February 2010

PBS NewsHour: LaHood on Toyota: 'I Think That They Were Safety Deaf'

February 24, 2010

Toyota President Akio Toyoda faced tough questions Wednesday from a key House committee about his company's response to safety issues with its vehicles. Gwen Ifill talks to Transportation Secretary Ray LaHood about the government's roll in ensuring vehicle safety.

PBS NewsHour: Toyota Faces U.S. Criminal Probe Over Recalls

February 22, 2010

A federal grand jury has opened an investigation over whether Toyota tried to cover up the acceleration problems that sparked its massive vehicle recall. The beleaguered automaker also faces congressional hearings later this week. Gwen Ifill talks to a Detroit News reporter for more.

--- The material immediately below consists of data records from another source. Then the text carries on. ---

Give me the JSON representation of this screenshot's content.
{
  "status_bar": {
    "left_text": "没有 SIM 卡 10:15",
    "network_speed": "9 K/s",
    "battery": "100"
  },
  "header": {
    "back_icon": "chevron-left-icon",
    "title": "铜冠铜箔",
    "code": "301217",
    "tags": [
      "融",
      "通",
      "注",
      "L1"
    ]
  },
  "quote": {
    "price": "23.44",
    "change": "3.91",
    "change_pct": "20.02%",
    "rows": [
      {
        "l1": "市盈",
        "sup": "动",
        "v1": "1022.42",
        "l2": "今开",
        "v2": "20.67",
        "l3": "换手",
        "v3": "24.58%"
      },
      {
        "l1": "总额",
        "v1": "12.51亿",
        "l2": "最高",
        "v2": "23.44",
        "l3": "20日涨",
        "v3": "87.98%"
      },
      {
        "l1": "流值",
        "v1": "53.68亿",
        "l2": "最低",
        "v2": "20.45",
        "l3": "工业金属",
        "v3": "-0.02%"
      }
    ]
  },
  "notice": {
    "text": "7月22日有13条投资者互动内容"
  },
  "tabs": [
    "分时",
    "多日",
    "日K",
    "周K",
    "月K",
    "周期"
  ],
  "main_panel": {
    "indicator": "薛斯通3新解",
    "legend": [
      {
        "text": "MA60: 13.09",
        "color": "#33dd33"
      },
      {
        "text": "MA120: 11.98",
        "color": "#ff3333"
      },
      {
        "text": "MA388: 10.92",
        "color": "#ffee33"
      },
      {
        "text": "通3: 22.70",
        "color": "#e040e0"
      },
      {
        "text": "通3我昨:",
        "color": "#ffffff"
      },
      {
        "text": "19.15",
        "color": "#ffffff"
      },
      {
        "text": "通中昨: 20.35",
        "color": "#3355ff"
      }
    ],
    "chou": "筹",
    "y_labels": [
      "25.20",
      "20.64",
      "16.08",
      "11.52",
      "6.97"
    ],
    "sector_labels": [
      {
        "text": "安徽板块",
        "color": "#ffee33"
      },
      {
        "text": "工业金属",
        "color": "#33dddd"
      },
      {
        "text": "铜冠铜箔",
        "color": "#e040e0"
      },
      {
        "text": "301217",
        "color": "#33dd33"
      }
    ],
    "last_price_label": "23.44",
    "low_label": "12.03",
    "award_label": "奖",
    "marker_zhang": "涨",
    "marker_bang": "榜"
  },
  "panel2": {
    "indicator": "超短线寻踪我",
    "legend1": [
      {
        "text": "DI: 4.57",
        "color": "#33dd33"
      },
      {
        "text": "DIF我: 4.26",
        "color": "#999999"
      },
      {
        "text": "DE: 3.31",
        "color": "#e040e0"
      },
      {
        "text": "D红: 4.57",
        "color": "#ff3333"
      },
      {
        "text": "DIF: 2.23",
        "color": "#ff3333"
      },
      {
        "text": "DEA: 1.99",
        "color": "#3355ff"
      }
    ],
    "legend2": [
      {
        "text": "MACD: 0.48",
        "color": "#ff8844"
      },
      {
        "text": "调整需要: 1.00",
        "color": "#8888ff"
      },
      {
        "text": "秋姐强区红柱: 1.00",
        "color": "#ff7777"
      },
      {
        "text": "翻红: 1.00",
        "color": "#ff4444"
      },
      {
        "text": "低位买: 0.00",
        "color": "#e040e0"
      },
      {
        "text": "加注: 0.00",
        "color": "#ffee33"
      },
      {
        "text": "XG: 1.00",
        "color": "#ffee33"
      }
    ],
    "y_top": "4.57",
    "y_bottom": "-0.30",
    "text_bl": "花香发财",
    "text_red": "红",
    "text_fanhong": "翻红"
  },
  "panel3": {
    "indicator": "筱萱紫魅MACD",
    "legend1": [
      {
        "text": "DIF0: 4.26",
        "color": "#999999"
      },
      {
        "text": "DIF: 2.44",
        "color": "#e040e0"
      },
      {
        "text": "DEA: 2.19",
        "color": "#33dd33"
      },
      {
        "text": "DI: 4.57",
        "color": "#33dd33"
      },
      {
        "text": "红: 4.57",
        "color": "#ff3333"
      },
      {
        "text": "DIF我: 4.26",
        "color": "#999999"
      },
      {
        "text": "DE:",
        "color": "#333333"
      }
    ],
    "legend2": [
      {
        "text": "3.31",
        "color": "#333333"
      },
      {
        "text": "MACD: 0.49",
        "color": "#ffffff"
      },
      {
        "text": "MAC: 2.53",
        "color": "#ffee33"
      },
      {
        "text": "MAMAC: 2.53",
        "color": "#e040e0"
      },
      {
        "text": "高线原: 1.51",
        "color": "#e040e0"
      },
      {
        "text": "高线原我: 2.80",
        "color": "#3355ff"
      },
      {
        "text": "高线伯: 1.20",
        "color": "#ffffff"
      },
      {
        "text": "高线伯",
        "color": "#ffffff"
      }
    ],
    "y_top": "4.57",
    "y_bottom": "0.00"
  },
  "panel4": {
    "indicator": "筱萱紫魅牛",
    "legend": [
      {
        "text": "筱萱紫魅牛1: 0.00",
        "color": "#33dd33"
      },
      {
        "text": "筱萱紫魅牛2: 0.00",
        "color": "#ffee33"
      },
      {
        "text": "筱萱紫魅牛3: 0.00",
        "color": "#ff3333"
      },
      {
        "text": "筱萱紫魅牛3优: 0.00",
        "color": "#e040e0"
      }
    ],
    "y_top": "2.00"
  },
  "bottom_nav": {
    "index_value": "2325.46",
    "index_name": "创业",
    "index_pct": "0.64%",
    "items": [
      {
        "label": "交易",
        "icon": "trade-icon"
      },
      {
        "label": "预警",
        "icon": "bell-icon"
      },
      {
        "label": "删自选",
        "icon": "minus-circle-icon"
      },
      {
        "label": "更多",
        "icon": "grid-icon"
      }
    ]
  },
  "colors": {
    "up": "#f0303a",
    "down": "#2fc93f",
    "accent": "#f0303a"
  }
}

PBS NewsHour: Supreme Court Weighs Free Speech Against Security Concerns

February 23, 2010

The Supreme Court is considering whether the Patriot Act violates Americans' rights to free speech. Gwen Ifill talks with Marcia Coyle of the National Law Journal for more on what issues the justices are considering.

PBS NewsHour: Reactor Plan Renews Debate on Nuclear Energy

February 17, 2010

President Obama this week announced $8.3 billion in federal loan guarantees to help build two new nuclear reactors in Georgia, but environmental groups pushed back against the form of alternative energy they called "inherently dangerous." Gwen Ifill talks to both nuclear and environmental advocates.

PBS NewsHour: Public Anger Continues to Hammer Congressional Incumbents

February 16, 2010

As voter polls continue to show a rising tide of resentment for congressional incumbents, Indiana's Evan Bayh became the latest official to announce he will not seek re-election. Stuart Rothenberg of The Rothenberg Political Report and The Hotline's Amy Walter assess the political mood this campaign season. 

PBS NewsHour: Biden and Cheney Clash Over Terror Trial Policy

February 15, 2010

Vice President Joe Biden and former Vice President Dick Cheney sparred in separate Sunday talk show appearances over whether terror suspects should be tried in civilian courts or treated as "enemy combatants" under military authority. Gwen Ifill talks to experts for insight.